Prior to recent technological advances, drones garnered a deadly reputation as killing machines with names like the ‘Predator’ that chased Bin Laden and company around the Middle East on targeted assassination missions. Increased usage in civilian life gave drones a PR face lift. Now, these automated flying robots are becoming a mainstay of the new economy (like a drone serving as a flying umbrella
). Drones are so popular that Time Magazine just devoted a special issue
to the subject.
With roots in the 1950’s Cold War, this technology was developed in the urgency of the era. Like many innovations used today, such as the Internet and cargo pants, the roots of drone technology began with military applications
. As with other formerly closed industries where the barrier to entry has been lowered (i.e., satellites), the cost of drones has plummeted, though they still face several regulatory challenges to bring them into widespread use. Let’s look at some of the practical ways drones can improve our lives.
The most obvious use of drone technology is surveillance; tracking one’s assets in a cost-efficient and automated way which secures an established perimeter. Drones can conduct a full perimeter patrol, avoid any obstacles, utilize existing applications like Google Maps, and do it 24/7 without human guidance. In this way, drones take jobs that few humans have a particular interest in doing.
Drone technology also complements other technologies such as cyber-security measures (by guarding against the hacking of a drone’s operating system) and AI, with drones utilizing computer vision
technology to allow them to “see” and recognize images. A significant amount of talent is emanating from the military in this space, such as the IDF, who have developed a robust Air Force drone program and whose alumni are active in developing civilian technologies.
One increasingly popular drone use is airborne delivery. Amazon has already changed the e-commerce game and could set a one-hour shipping standard with drone delivery. While Amazon has invested immense resources into developing this technology it still faces regulatory challenges in using drones to fulfill your Prime order. Amazon has also been left out of the recent Unmanned Aircraft Systems Integration Pilot Program (UAS)
approved by the FAA in 10 select areas across the United States to test drone technologies.
Peter Thiel famously quipped about predicting the future – “we wanted flying cars, instead we got 140 characters.” He was right on some of his big bets, but maybe not this one. We’re probably on the cusp of seeing flying cars become a reality
. Uber leads this initiative with its Uber Elevate
program; they envision the future of flying cars as drones transporting people. They aim to leverage a technology which is already being developed to shape a reality once only imagined in sci-fi movies.
An example inspired by the military is the Air Mule, or Cormorant
, a flying transport which ferries wounded soldiers to safety. Uber is currently looking for cities to test the program out and has opened a research center in Paris. Miami and Dubai are already building Skyports

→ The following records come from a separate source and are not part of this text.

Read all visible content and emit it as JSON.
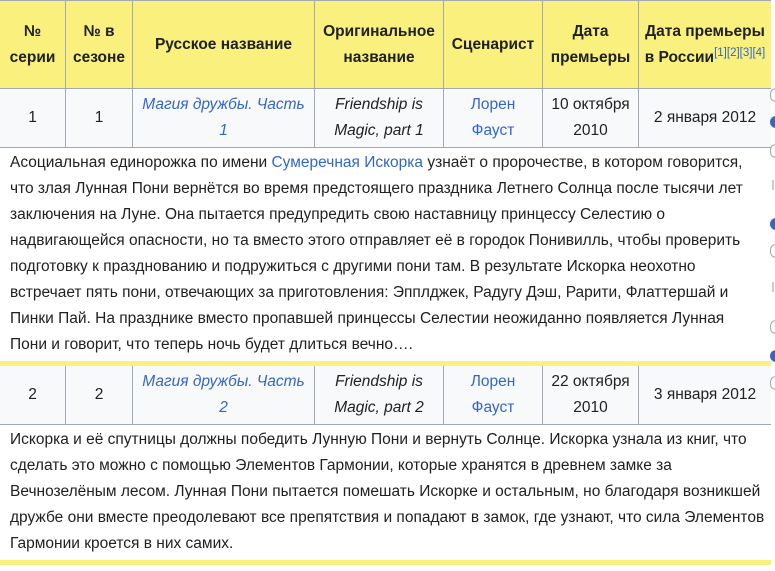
{
  "headers": {
    "series_no": "№ серии",
    "season_no": "№ в сезоне",
    "ru_title": "Русское название",
    "orig_title": "Оригинальное название",
    "writer": "Сценарист",
    "premiere": "Дата премьеры",
    "ru_premiere": "Дата премьеры в России",
    "refs": [
      "[1]",
      "[2]",
      "[3]",
      "[4]"
    ]
  },
  "episodes": [
    {
      "series_no": "1",
      "season_no": "1",
      "ru_title": "Магия дружбы. Часть 1",
      "orig_title": "Friendship is Magic, part 1",
      "writer": "Лорен Фауст",
      "premiere": "10 октября 2010",
      "ru_premiere": "2 января 2012",
      "summary": {
        "before_link": "Асоциальная единорожка по имени ",
        "link": "Сумеречная Искорка",
        "after_link": " узнаёт о пророчестве, в котором говорится, что злая Лунная Пони вернётся во время предстоящего праздника Летнего Солнца после тысячи лет заключения на Луне. Она пытается предупредить свою наставницу принцессу Селестию о надвигающейся опасности, но та вместо этого отправляет её в городок Понивилль, чтобы проверить подготовку к празднованию и подружиться с другими пони там. В результате Искорка неохотно встречает пять пони, отвечающих за приготовления: Эпплджек, Радугу Дэш, Рарити, Флаттершай и Пинки Пай. На празднике вместо пропавшей принцессы Селестии неожиданно появляется Лунная Пони и говорит, что теперь ночь будет длиться вечно…."
      }
    },
    {
      "series_no": "2",
      "season_no": "2",
      "ru_title": "Магия дружбы. Часть 2",
      "orig_title": "Friendship is Magic, part 2",
      "writer": "Лорен Фауст",
      "premiere": "22 октября 2010",
      "ru_premiere": "3 января 2012",
      "summary": {
        "text": "Искорка и её спутницы должны победить Лунную Пони и вернуть Солнце. Искорка узнала из книг, что сделать это можно с помощью Элементов Гармонии, которые хранятся в древнем замке за Вечнозелёным лесом. Лунная Пони пытается помешать Искорке и остальным, но благодаря возникшей дружбе они вместе преодолевают все препятствия и попадают в замок, где узнают, что сила Элементов Гармонии кроется в них самих."
      }
    }
  ],
  "colors": {
    "header_bg": "#f9f07e",
    "row_bg": "#f8f9fa",
    "link": "#3366cc",
    "border": "#a2a9b1"
  }
}
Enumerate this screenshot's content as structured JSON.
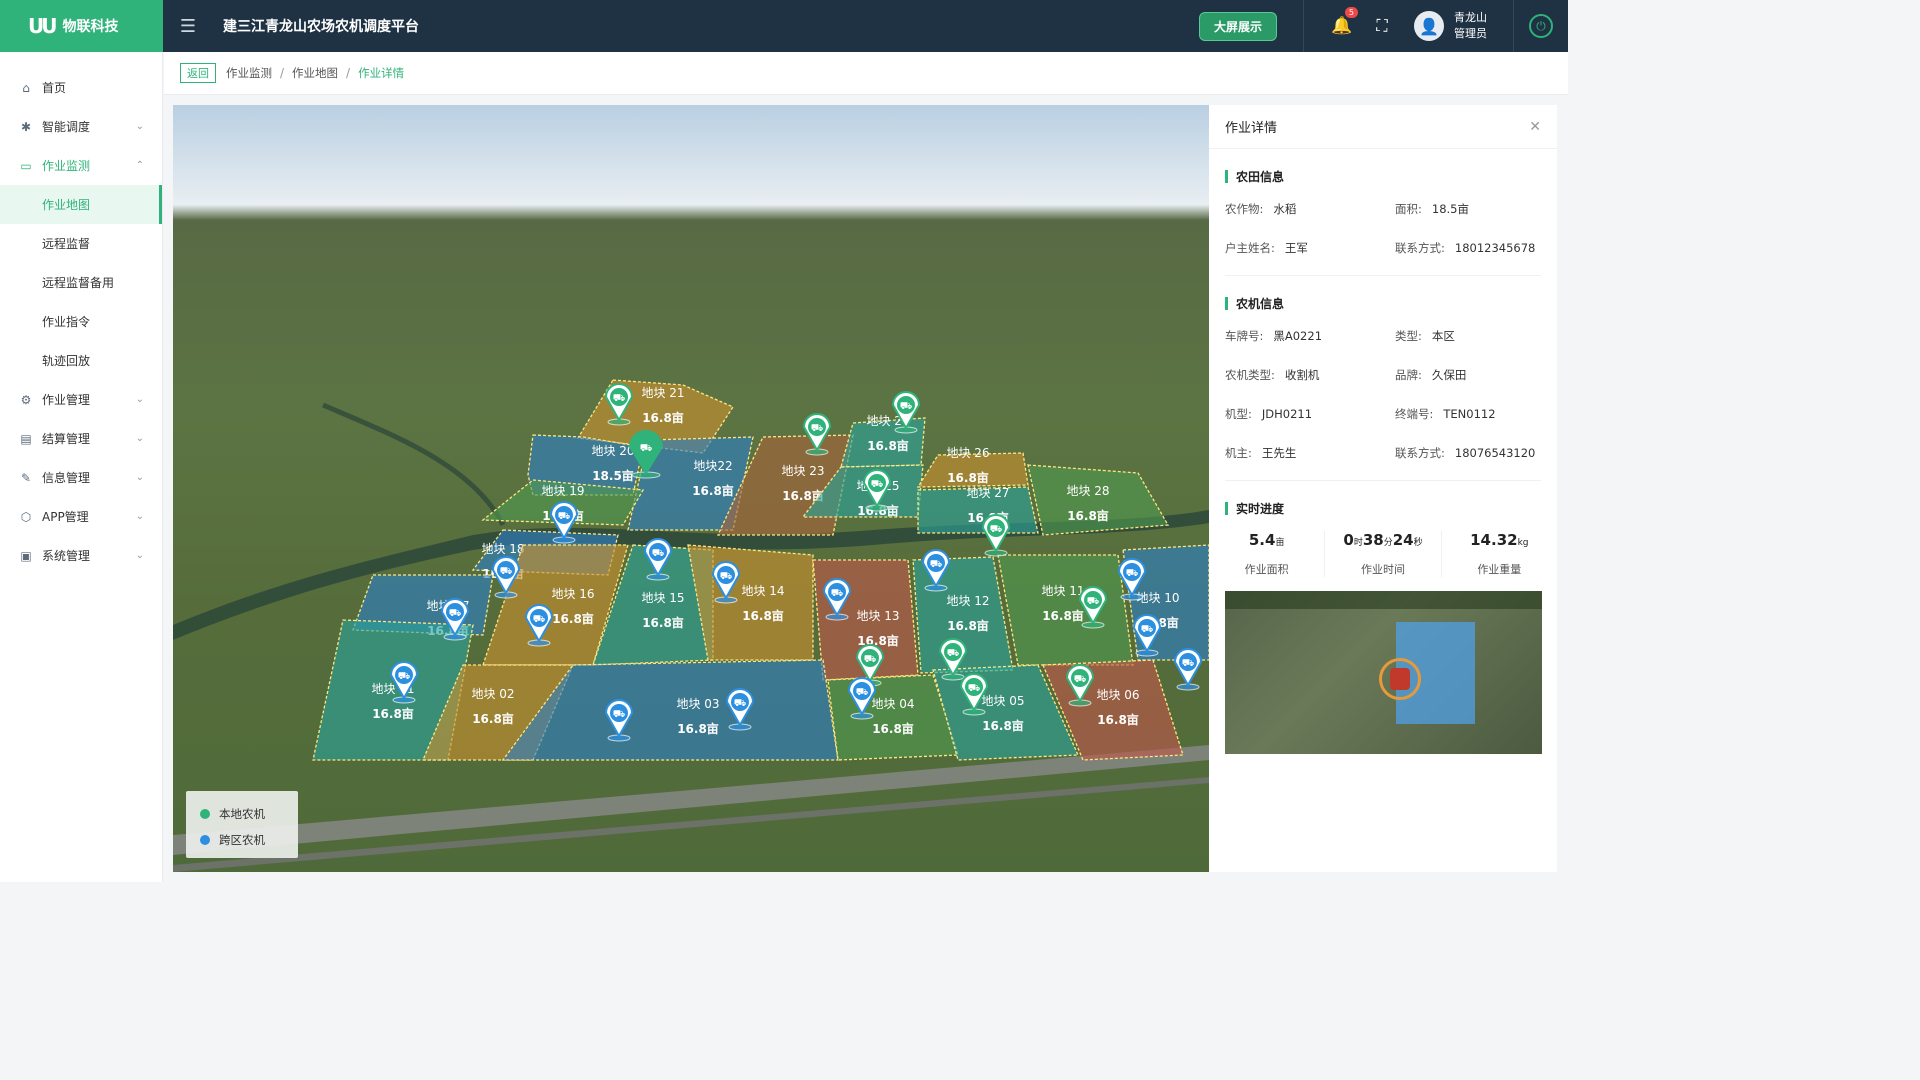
{
  "app": {
    "logo_text": "物联科技",
    "logo_mark": "UU",
    "title": "建三江青龙山农场农机调度平台",
    "big_screen_label": "大屏展示",
    "notification_count": "5",
    "user_name": "青龙山",
    "user_role": "管理员"
  },
  "sidebar": {
    "items": [
      {
        "label": "首页",
        "icon": "home-icon"
      },
      {
        "label": "智能调度",
        "icon": "dispatch-icon"
      },
      {
        "label": "作业监测",
        "icon": "monitor-icon"
      },
      {
        "label": "作业地图"
      },
      {
        "label": "远程监督"
      },
      {
        "label": "远程监督备用"
      },
      {
        "label": "作业指令"
      },
      {
        "label": "轨迹回放"
      },
      {
        "label": "作业管理",
        "icon": "gear-icon"
      },
      {
        "label": "结算管理",
        "icon": "settlement-icon"
      },
      {
        "label": "信息管理",
        "icon": "info-icon"
      },
      {
        "label": "APP管理",
        "icon": "app-icon"
      },
      {
        "label": "系统管理",
        "icon": "system-icon"
      }
    ]
  },
  "breadcrumb": {
    "back_label": "返回",
    "items": [
      "作业监测",
      "作业地图",
      "作业详情"
    ]
  },
  "map": {
    "plots": [
      {
        "name": "地块 21",
        "area": "16.8亩"
      },
      {
        "name": "地块 20",
        "area": "18.5亩"
      },
      {
        "name": "地块22",
        "area": "16.8亩"
      },
      {
        "name": "地块 23",
        "area": "16.8亩"
      },
      {
        "name": "地块 24",
        "area": "16.8亩"
      },
      {
        "name": "地块 25",
        "area": "16.8亩"
      },
      {
        "name": "地块 26",
        "area": "16.8亩"
      },
      {
        "name": "地块 27",
        "area": "16.8亩"
      },
      {
        "name": "地块 28",
        "area": "16.8亩"
      },
      {
        "name": "地块 19",
        "area": "16.8亩"
      },
      {
        "name": "地块 18",
        "area": "16.8亩"
      },
      {
        "name": "地块 17",
        "area": "16.8亩"
      },
      {
        "name": "地块 16",
        "area": "16.8亩"
      },
      {
        "name": "地块 15",
        "area": "16.8亩"
      },
      {
        "name": "地块 14",
        "area": "16.8亩"
      },
      {
        "name": "地块 13",
        "area": "16.8亩"
      },
      {
        "name": "地块 12",
        "area": "16.8亩"
      },
      {
        "name": "地块 11",
        "area": "16.8亩"
      },
      {
        "name": "地块 10",
        "area": "16.8亩"
      },
      {
        "name": "地块 01",
        "area": "16.8亩"
      },
      {
        "name": "地块 02",
        "area": "16.8亩"
      },
      {
        "name": "地块 03",
        "area": "16.8亩"
      },
      {
        "name": "地块 04",
        "area": "16.8亩"
      },
      {
        "name": "地块 05",
        "area": "16.8亩"
      },
      {
        "name": "地块 06",
        "area": "16.8亩"
      }
    ],
    "legend": [
      {
        "label": "本地农机",
        "color": "#2fb37a"
      },
      {
        "label": "跨区农机",
        "color": "#2d8fe0"
      }
    ]
  },
  "detail": {
    "title": "作业详情",
    "field_section": "农田信息",
    "field": [
      {
        "k": "农作物:",
        "v": "水稻"
      },
      {
        "k": "面积:",
        "v": "18.5亩"
      },
      {
        "k": "户主姓名:",
        "v": "王军"
      },
      {
        "k": "联系方式:",
        "v": "18012345678"
      }
    ],
    "machine_section": "农机信息",
    "machine": [
      {
        "k": "车牌号:",
        "v": "黑A0221"
      },
      {
        "k": "类型:",
        "v": "本区"
      },
      {
        "k": "农机类型:",
        "v": "收割机"
      },
      {
        "k": "品牌:",
        "v": "久保田"
      },
      {
        "k": "机型:",
        "v": "JDH0211"
      },
      {
        "k": "终端号:",
        "v": "TEN0112"
      },
      {
        "k": "机主:",
        "v": "王先生"
      },
      {
        "k": "联系方式:",
        "v": "18076543120"
      }
    ],
    "progress_section": "实时进度",
    "stats": {
      "area_value": "5.4",
      "area_unit": "亩",
      "area_label": "作业面积",
      "time_h": "0",
      "time_h_unit": "时",
      "time_m": "38",
      "time_m_unit": "分",
      "time_s": "24",
      "time_s_unit": "秒",
      "time_label": "作业时间",
      "weight_value": "14.32",
      "weight_unit": "kg",
      "weight_label": "作业重量"
    }
  }
}
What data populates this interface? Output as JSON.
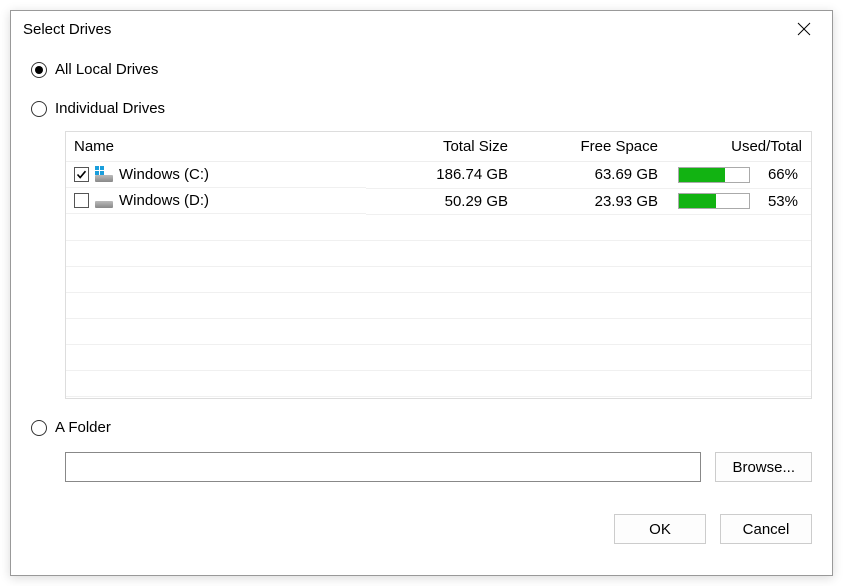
{
  "title": "Select Drives",
  "options": {
    "all_local": {
      "label": "All Local Drives",
      "selected": true
    },
    "individual": {
      "label": "Individual Drives",
      "selected": false
    },
    "a_folder": {
      "label": "A Folder",
      "selected": false
    }
  },
  "table": {
    "headers": {
      "name": "Name",
      "total": "Total Size",
      "free": "Free Space",
      "used": "Used/Total"
    },
    "rows": [
      {
        "checked": true,
        "showWinLogo": true,
        "name": "Windows (C:)",
        "total": "186.74 GB",
        "free": "63.69 GB",
        "pct": 66,
        "pct_label": "66%"
      },
      {
        "checked": false,
        "showWinLogo": false,
        "name": "Windows (D:)",
        "total": "50.29 GB",
        "free": "23.93 GB",
        "pct": 53,
        "pct_label": "53%"
      }
    ],
    "blank_rows": 7
  },
  "folder_path": "",
  "buttons": {
    "browse": "Browse...",
    "ok": "OK",
    "cancel": "Cancel"
  }
}
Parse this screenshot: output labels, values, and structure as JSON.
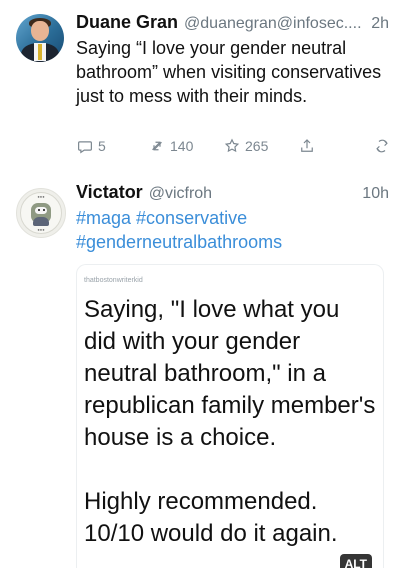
{
  "posts": [
    {
      "author": {
        "name": "Duane Gran",
        "handle": "@duanegran@infosec...."
      },
      "time": "2h",
      "text": "Saying “I love your gender neutral bathroom” when visiting conservatives just to mess with their minds.",
      "stats": {
        "replies": "5",
        "boosts": "140",
        "likes": "265"
      },
      "icons": {
        "avatar": "user-photo-avatar",
        "reply": "reply-icon",
        "boost": "boost-icon",
        "like": "star-icon",
        "share": "share-icon",
        "more": "more-icon"
      }
    },
    {
      "author": {
        "name": "Victator",
        "handle": "@vicfroh"
      },
      "time": "10h",
      "hashtags": "#maga #conservative #genderneutralbathrooms",
      "media": {
        "credit": "thatbostonwriterkid",
        "quote_paragraphs": [
          "Saying, \"I love what you did with your gender neutral bathroom,\" in a republican family member's house is a choice.",
          "Highly recommended. 10/10 would do it again."
        ],
        "alt_label": "ALT"
      },
      "icons": {
        "avatar": "badge-avatar"
      }
    }
  ]
}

. Flying cars and automated transportation coming together in drone technology will be the first wave of disruption where we “feel” the future
Drones are one of the technologies which will change the way we live as we barrel towards a brave new world. The areas of safety and securing these technologies against inevitable hacking attempts and the human penchant to weaponize innovation will continue to grow as ensuring our assets are secure, our package is delivered on time, and our transportation from point A to point B becomes a part of life. Let’s fly high into the future together; you can always rely on Interfor to be your co-pilot on this new journey.